safest flea treatment for cats

(Image credit: Getty Images)

How can I make sure my cat’s flea treatment is as safe as possible?

There are some things you can do to make a flea treatment as safe as possible. 

Firstly, use a prescription product advised by your veterinarian. They’ll be able to weigh up your cat’s individual risks based on their age, weight, and other conditions. They may even say that flea treatment is not needed year-round in your area. 

Secondly, check the best before date on products before applying – out of date products may not be safe to use. You should also ensure that you’ve stored the products in the conditions stated on the packet, as heat and light can cause some medications to stop working or become unsafe.

Ensure you read the packaging and follow all instructions for use. Some products need applying differently to others, so check before each application that you know exactly where and how to apply and how much to give.

You should never mix products, use a flea treatment designed for or prescribed for a different animal, or use a different dosage than the one that was prescribed. 

What should I do if I notice a reaction to a flea medication in my cat?

If your cat is showing symptoms that you suspect are related to their flea medication, you should call your vet for advice. Even if no treatment is needed, your vet will usually ask you for further information – this will be used by the vet to report the adverse effect to the drug manufacturer. 

Collecting this information allows drug manufacturers to keep an eye on their products and collect the ‘real world’ information to make sure their safety advice is up to date. The drug manufacturer may want further information about the side effects your cat has experienced as part of their investigation, or may even ask for tests to be done to determine exactly what caused the symptoms in your cat.

Tabby cat hiding under bed

(Image credit: Getty Images)

Conclusion

Side effects from medications are generally rare, but it’s sensible to find the safest flea treatment for cats, if you can.
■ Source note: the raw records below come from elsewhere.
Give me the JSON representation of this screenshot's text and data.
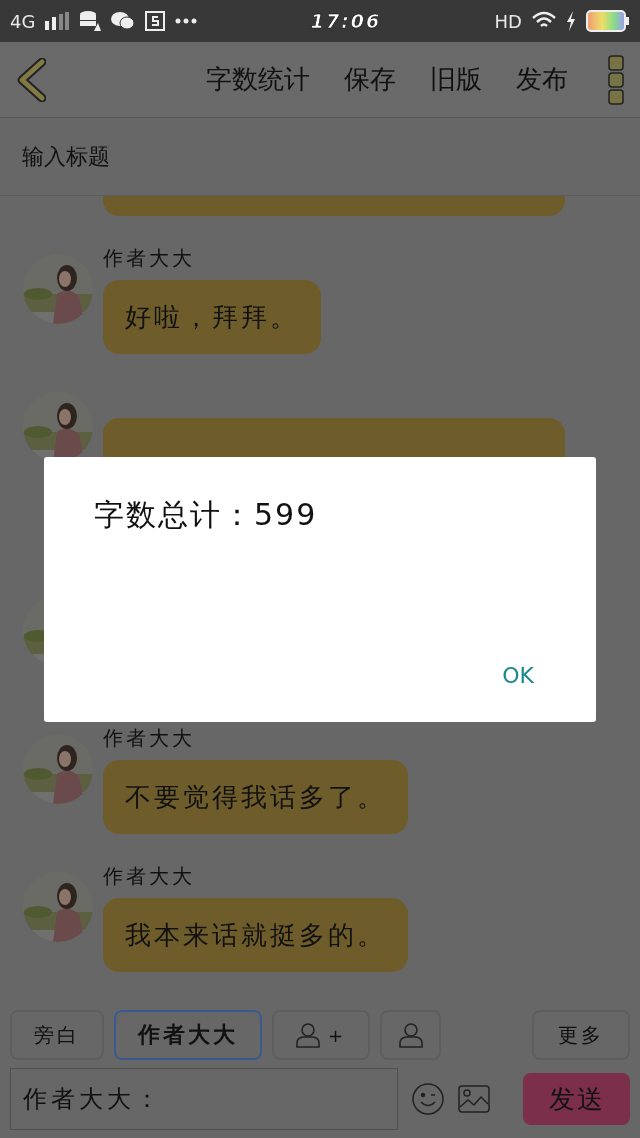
{
  "status_bar": {
    "network": "4G",
    "time": "17:06",
    "hd": "HD"
  },
  "nav": {
    "items": [
      "字数统计",
      "保存",
      "旧版",
      "发布"
    ]
  },
  "title_field": {
    "placeholder": "输入标题"
  },
  "messages": [
    {
      "kind": "cut"
    },
    {
      "kind": "message",
      "name": "作者大大",
      "text": "好啦，拜拜。"
    },
    {
      "kind": "covered-tall"
    },
    {
      "kind": "covered"
    },
    {
      "kind": "message",
      "name": "作者大大",
      "text": "不要觉得我话多了。"
    },
    {
      "kind": "message",
      "name": "作者大大",
      "text": "我本来话就挺多的。"
    }
  ],
  "roles": [
    {
      "kind": "text",
      "label": "旁白",
      "selected": false
    },
    {
      "kind": "text",
      "label": "作者大大",
      "selected": true
    },
    {
      "kind": "add-role",
      "label": "+",
      "selected": false
    },
    {
      "kind": "role",
      "selected": false
    }
  ],
  "more_button": "更多",
  "composer": {
    "value": "作者大大：",
    "send": "发送"
  },
  "dialog": {
    "message": "字数总计：599",
    "ok": "OK"
  }
}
Your vet is the best person to advise you on what’s safest for your cat’s individual circumstances and they can also provide you with further information about getting rid of fleas or treating other animals in the house.

Dr Joanna Woodnutt MRCVS

Dr Joanna Woodnutt is an experienced vet with an interest in companion animals. She recently left full-time practice to work as a relief vet and write articles about pets.